US President Donald Trump has taken a wrecking ball to the climate and environment policies of his predecessor, Barack Obama, over the past two years. To some extent, this is to be expected: any administration has the ability and right to lay out its policies and set a new course. But the Trump administration has also shown a complete disregard for the science and evidence that should underpin policy decisions.
In many cases, Republicans in Congress have been all too happy to sit back and watch. The political dynamic will now change, given that Democrats took control of the House of Representatives in the midterm elections last week.
As Nature went to press, officials were still tallying votes in several close races, but the new balance of power is clear. Democrats have so far picked up 32 seats in the House, giving them a slim but significant majority they can use to block the administration’s legislative agenda — just as Republicans did when Obama was president. The Trump administration has often used its executive authorities to advance its agenda independently of Congress, and will surely continue to do so. The difference now is that Democrats will have the power to investigate and raise questions about policies, and to issue subpoenas to compel testimony from reluctant administration officials. This won’t necessarily stop the administration, but it will put a public spotlight on the decision-making process. For anybody who cares about evidence-based policies — including this journal — this is good news.
It’s a different situation in the Senate, where Republicans will pick up at least two seats. Given the current polarization between Democrats and Republicans, the odds of bipartisanship cooperation are slim, but there are some areas in which the two parties might work together. One is the protection of funding for science and science-based agencies: the current Republican-led Congress has already declined Trump’s demands to slash funding for the Environmental Protection Agency (EPA) and other such groups, and there will be little appetite to do so next year. (The long-term budget outlook is bleak, so there might still be plenty of cuts to come.) The other point on which the two parties could unite is spending for research infrastructure.

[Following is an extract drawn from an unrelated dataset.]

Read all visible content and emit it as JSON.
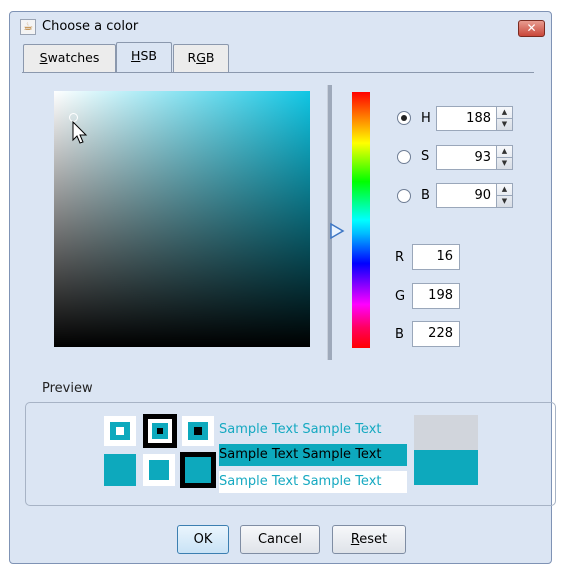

When it comes to science, all eyes are now on changes to the committees that oversee health and environmental agencies — most notably the EPA, a primary target of Trump’s scorn and the main vehicle for his efforts to dismantle rules and regulations that protect the environment and public health but burden industry.
At minimum, expect a change in the language around global warming. The current chair of the House Committee on Science, Space, and Technology, which regularly weighs in on scientific and technical issues, has repeatedly questioned climate science while launching investigations into alleged wrongdoing by scientists and scientific agencies. But Democrat Eddie Bernice Johnson, who is a registered nurse and now the probable future chair of the committee, plans to set the record on climate change straight in hearings next year, starting with an acknowledgement that “it is real”.
As Democrats push back, legal battles will continue to play out in the courts. Republican gains in the Senate will make it even easier for the administration to appoint judges and push the judicial system in a conservative direction. But federal judges have already rejected some of Trump’s decisions for lack of scientific analysis. Last week, a federal district court blocked construction of the Keystone XL pipeline, which would help to transport crude oil from the Canadian tar sands to the United States; the court ruled that the administration had “simply discarded” the threat of climate change when approving the pipeline.
Democrats will bring their own agendas. But lately, the party has shown more solidarity with science and evidence-based policymaking.
Come January, when the elected candidates assume their positions, science will have a more prominent place at the political table on Capitol Hill. The United States — and indeed, the world — is facing crucial questions about everything from public health and inequality to global warming. Any development that strengthens the voice of evidence, whatever side of the aisle it comes from, is one to support.
Nature 563, 294 (2018)